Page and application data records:
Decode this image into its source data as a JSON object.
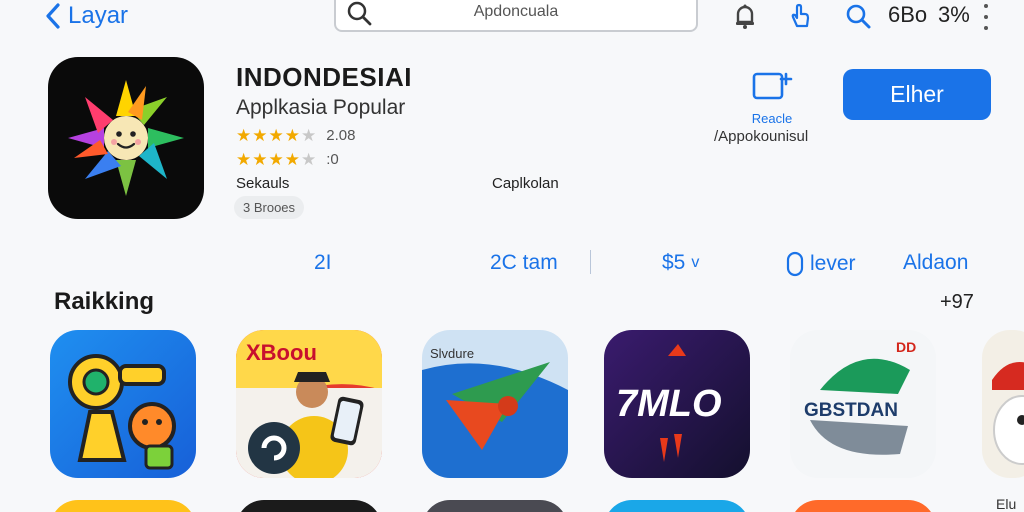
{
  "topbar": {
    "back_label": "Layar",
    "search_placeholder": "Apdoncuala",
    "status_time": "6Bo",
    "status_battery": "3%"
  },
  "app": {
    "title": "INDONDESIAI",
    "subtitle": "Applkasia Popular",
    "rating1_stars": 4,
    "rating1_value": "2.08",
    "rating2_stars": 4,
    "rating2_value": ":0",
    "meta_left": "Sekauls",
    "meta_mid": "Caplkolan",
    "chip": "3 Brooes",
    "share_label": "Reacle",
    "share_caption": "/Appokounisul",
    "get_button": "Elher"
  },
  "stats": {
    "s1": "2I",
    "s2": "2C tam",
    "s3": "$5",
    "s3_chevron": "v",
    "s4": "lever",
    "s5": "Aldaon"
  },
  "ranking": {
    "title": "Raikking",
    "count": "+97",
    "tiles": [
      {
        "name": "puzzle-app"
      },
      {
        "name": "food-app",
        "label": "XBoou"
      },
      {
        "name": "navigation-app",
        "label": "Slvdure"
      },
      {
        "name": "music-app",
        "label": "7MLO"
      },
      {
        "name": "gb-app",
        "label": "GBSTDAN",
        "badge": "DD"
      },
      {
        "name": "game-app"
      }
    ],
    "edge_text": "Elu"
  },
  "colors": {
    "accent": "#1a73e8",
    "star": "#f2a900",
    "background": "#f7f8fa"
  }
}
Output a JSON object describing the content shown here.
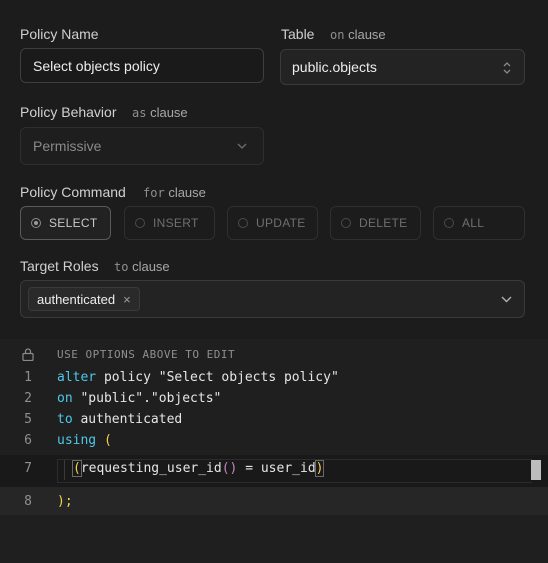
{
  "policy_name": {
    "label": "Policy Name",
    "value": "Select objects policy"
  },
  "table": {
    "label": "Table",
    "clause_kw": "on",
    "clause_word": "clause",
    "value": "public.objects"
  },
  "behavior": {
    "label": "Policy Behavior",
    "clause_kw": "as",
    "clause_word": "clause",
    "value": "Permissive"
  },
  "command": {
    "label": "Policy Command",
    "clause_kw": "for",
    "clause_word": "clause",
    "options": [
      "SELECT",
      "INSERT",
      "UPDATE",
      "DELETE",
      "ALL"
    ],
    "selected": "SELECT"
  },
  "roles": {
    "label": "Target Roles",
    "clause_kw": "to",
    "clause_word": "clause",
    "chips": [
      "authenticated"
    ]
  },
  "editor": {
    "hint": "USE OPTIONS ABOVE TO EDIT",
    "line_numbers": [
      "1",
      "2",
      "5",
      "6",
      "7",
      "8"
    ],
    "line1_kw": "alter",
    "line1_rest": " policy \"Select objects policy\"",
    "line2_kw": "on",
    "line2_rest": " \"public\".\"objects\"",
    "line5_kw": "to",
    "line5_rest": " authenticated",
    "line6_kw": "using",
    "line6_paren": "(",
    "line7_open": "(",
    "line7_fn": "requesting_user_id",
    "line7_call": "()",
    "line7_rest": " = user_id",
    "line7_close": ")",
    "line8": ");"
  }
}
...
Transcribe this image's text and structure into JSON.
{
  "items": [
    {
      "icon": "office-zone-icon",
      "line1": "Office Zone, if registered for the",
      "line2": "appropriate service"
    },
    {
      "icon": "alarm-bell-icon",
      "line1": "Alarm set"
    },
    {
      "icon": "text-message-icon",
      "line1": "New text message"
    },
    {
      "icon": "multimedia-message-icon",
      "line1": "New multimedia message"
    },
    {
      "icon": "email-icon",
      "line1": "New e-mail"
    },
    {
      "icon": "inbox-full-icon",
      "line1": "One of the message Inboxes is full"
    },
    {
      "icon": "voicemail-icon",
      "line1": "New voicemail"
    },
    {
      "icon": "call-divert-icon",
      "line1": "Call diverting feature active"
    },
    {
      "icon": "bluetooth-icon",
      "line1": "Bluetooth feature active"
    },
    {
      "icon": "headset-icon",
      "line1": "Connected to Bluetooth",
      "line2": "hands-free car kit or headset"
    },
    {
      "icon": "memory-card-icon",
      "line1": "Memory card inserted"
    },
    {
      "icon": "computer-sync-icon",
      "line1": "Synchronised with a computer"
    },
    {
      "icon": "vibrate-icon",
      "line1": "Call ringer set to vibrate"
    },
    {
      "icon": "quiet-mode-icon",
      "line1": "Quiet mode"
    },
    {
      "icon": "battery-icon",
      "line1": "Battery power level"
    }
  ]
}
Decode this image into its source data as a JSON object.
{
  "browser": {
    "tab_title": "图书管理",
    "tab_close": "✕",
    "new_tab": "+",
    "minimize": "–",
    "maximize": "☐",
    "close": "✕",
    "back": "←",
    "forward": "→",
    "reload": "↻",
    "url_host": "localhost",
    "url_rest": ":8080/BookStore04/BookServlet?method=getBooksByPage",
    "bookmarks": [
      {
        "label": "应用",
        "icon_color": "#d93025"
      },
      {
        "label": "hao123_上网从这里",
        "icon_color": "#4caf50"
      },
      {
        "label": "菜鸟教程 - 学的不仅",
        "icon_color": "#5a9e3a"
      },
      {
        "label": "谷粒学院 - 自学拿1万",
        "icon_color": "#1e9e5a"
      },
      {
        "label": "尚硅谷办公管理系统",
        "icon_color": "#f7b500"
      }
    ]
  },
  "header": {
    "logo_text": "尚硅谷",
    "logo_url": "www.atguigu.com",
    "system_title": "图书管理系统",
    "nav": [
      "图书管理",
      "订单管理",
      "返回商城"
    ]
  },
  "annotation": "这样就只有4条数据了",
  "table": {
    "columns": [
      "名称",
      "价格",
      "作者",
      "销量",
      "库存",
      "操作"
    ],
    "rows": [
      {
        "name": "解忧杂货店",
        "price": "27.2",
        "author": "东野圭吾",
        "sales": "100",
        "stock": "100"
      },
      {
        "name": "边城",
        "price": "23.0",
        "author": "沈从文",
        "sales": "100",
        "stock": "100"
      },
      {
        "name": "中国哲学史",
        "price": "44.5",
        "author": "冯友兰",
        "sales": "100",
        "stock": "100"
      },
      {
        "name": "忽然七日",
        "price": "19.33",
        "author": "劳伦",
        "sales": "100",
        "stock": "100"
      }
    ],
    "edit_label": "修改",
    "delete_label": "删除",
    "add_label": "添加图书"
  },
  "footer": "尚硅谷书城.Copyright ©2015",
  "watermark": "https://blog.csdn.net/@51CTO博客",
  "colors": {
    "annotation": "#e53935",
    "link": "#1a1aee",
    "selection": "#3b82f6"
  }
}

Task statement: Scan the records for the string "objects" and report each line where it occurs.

Answer for the task:
    "value": "Select objects policy"
    "value": "public.objects"
    "line1_rest": " policy \"Select objects policy\"",
    "line2_rest": " \"public\".\"objects\"",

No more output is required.